_EXERCISE INSTRUCTIONS_
Go through the records and show each line where the word "icon" occurs.

[Website and app data records]
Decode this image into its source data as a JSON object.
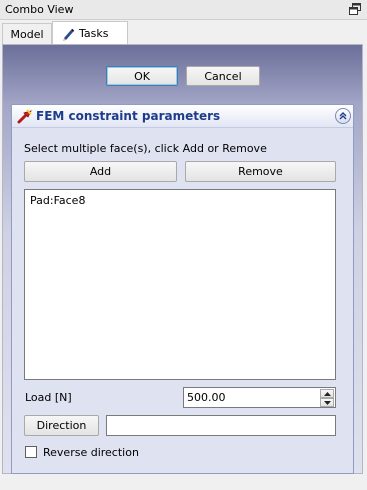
{
  "window": {
    "title": "Combo View",
    "float_icon": "float-window-icon"
  },
  "tabs": [
    {
      "label": "Model",
      "active": false
    },
    {
      "label": "Tasks",
      "active": true,
      "icon": "pencil-icon"
    }
  ],
  "dialog_buttons": {
    "ok_label": "OK",
    "cancel_label": "Cancel"
  },
  "panel": {
    "title": "FEM constraint parameters",
    "icon": "fem-constraint-icon",
    "collapse_icon": "collapse-up-icon",
    "instruction": "Select multiple face(s), click Add or Remove",
    "add_label": "Add",
    "remove_label": "Remove",
    "faces": [
      "Pad:Face8"
    ],
    "load_label": "Load [N]",
    "load_value": "500.00",
    "direction_label": "Direction",
    "direction_value": "",
    "reverse_label": "Reverse direction",
    "reverse_checked": false
  },
  "colors": {
    "panel_title": "#1e3c8c",
    "ok_focus_border": "#3c7fb1"
  }
}
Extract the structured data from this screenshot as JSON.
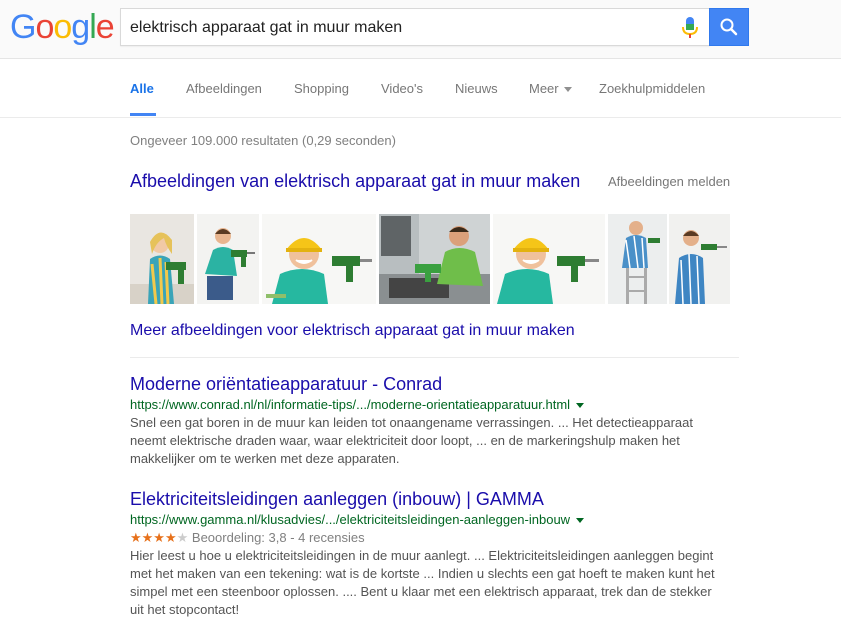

_YOUR RESPONSE_
    "float_icon": "float-window-icon"
      "icon": "pencil-icon"
    "icon": "fem-constraint-icon",
    "collapse_icon": "collapse-up-icon",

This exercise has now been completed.